§ **Task goal**: The lines from the one holding "Read all visible content and emit it as JSON." to the end of the records below, exactly as written, are the only thing to return.

-------- Dataset excerpts

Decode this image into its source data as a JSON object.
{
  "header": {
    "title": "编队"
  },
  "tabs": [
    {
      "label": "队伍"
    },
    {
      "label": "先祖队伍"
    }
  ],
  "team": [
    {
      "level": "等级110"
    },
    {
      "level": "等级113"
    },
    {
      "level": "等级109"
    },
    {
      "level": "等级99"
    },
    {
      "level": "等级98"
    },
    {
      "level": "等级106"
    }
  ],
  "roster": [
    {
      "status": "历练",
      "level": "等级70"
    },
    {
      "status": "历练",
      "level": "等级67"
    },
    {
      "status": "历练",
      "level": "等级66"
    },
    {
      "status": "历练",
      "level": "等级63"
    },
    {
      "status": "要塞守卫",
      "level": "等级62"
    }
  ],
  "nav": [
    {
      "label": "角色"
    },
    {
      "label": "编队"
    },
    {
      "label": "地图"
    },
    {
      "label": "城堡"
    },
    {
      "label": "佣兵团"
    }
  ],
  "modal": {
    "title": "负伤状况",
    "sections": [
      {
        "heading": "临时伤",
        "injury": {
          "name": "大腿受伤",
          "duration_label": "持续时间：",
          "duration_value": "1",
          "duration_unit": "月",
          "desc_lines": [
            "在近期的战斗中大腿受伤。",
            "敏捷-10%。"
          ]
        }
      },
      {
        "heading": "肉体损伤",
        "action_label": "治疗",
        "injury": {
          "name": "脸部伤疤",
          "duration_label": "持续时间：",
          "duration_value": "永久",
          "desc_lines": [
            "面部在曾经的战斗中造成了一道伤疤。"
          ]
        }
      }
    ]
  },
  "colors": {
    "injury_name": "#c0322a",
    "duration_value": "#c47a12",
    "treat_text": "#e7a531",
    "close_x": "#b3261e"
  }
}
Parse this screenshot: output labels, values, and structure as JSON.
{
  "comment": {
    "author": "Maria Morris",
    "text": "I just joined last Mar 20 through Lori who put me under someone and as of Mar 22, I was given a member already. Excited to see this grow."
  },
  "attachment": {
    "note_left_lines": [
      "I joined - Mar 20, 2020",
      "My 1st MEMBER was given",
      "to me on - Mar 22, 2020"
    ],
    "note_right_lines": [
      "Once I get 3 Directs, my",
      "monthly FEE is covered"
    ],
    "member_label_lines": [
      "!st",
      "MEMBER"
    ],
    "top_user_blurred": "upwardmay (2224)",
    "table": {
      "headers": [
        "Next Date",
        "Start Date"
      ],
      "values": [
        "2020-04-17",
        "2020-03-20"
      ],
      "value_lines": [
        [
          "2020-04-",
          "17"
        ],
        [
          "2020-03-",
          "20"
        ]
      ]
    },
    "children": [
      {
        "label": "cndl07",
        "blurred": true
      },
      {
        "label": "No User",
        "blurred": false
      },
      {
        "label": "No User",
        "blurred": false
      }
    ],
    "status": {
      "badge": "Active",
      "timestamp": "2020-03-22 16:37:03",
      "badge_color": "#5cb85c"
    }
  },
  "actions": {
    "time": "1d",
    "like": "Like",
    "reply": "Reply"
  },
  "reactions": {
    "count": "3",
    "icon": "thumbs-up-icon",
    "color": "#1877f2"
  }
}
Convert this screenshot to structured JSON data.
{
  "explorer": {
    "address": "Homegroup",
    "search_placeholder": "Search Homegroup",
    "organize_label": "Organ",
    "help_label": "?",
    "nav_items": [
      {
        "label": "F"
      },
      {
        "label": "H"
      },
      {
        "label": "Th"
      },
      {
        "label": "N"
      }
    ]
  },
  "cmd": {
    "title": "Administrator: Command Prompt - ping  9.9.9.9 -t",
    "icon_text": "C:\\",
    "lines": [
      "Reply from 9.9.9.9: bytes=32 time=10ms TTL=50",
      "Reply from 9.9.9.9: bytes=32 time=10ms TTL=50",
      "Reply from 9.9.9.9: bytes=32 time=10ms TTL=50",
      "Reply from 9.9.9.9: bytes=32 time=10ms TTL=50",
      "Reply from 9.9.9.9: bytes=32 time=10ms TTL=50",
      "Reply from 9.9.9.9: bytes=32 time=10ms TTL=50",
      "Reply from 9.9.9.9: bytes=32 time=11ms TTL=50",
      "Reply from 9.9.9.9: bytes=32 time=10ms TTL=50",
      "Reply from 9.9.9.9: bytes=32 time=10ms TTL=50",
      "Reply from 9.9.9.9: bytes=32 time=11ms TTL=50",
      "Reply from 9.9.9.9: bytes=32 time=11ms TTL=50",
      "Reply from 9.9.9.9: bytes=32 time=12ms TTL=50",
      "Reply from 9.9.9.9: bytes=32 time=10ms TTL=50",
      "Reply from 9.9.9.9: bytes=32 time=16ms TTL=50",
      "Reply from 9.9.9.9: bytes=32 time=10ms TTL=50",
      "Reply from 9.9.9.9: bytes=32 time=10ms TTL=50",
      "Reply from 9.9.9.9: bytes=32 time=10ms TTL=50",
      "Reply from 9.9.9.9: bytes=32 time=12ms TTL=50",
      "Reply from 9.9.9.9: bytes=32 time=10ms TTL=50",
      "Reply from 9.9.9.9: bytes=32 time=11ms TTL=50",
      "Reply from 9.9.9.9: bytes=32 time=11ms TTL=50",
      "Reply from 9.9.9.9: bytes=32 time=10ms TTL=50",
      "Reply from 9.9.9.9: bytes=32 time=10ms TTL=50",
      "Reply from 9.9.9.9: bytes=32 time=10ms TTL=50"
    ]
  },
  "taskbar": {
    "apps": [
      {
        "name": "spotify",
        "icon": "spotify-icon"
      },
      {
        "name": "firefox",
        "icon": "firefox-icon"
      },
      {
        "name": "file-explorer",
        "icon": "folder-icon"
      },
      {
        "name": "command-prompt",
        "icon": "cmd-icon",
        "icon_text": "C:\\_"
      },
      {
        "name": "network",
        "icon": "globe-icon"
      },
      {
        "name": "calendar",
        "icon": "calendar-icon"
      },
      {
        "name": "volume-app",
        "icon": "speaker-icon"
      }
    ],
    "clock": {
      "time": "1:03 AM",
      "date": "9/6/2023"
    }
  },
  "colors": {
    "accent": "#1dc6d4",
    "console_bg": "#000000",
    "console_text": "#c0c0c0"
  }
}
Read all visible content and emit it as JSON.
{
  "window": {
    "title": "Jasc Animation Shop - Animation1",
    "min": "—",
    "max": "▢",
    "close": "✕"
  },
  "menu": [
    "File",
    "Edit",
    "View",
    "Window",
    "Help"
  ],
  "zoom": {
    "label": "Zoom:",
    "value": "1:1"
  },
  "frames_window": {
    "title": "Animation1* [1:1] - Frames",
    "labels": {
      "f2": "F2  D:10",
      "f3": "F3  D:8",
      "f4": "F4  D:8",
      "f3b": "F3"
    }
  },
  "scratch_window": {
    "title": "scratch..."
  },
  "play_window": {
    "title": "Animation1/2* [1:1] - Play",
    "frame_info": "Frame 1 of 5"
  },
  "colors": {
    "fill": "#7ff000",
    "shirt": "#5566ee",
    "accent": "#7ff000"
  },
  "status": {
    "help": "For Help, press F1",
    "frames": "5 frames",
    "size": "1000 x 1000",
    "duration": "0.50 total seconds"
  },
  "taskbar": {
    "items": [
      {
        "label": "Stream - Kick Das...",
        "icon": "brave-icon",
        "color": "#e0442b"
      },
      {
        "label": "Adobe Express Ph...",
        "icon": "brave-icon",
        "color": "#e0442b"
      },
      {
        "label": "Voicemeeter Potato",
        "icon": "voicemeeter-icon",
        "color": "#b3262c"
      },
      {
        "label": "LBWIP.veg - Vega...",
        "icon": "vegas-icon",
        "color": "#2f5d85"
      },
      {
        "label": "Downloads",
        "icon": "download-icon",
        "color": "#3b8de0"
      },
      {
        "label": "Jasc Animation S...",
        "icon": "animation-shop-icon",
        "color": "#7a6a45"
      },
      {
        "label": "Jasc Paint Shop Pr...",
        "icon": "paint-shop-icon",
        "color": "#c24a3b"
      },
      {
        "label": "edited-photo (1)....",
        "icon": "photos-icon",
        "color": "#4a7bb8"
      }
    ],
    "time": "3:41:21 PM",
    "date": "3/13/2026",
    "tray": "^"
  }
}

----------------

§ **Response to this task**:
Read all visible content and emit it as JSON.
{
  "window": {
    "title": "Jasc Animation Shop - Animation1",
    "min": "—",
    "max": "▢",
    "close": "✕"
  },
  "menu": [
    "File",
    "Edit",
    "View",
    "Window",
    "Help"
  ],
  "zoom": {
    "label": "Zoom:",
    "value": "1:1"
  },
  "frames_window": {
    "title": "Animation1* [1:1] - Frames",
    "labels": {
      "f2": "F2  D:10",
      "f3": "F3  D:8",
      "f4": "F4  D:8",
      "f3b": "F3"
    }
  },
  "scratch_window": {
    "title": "scratch..."
  },
  "play_window": {
    "title": "Animation1/2* [1:1] - Play",
    "frame_info": "Frame 1 of 5"
  },
  "colors": {
    "fill": "#7ff000",
    "shirt": "#5566ee",
    "accent": "#7ff000"
  },
  "status": {
    "help": "For Help, press F1",
    "frames": "5 frames",
    "size": "1000 x 1000",
    "duration": "0.50 total seconds"
  },
  "taskbar": {
    "items": [
      {
        "label": "Stream - Kick Das...",
        "icon": "brave-icon",
        "color": "#e0442b"
      },
      {
        "label": "Adobe Express Ph...",
        "icon": "brave-icon",
        "color": "#e0442b"
      },
      {
        "label": "Voicemeeter Potato",
        "icon": "voicemeeter-icon",
        "color": "#b3262c"
      },
      {
        "label": "LBWIP.veg - Vega...",
        "icon": "vegas-icon",
        "color": "#2f5d85"
      },
      {
        "label": "Downloads",
        "icon": "download-icon",
        "color": "#3b8de0"
      },
      {
        "label": "Jasc Animation S...",
        "icon": "animation-shop-icon",
        "color": "#7a6a45"
      },
      {
        "label": "Jasc Paint Shop Pr...",
        "icon": "paint-shop-icon",
        "color": "#c24a3b"
      },
      {
        "label": "edited-photo (1)....",
        "icon": "photos-icon",
        "color": "#4a7bb8"
      }
    ],
    "time": "3:41:21 PM",
    "date": "3/13/2026",
    "tray": "^"
  }
}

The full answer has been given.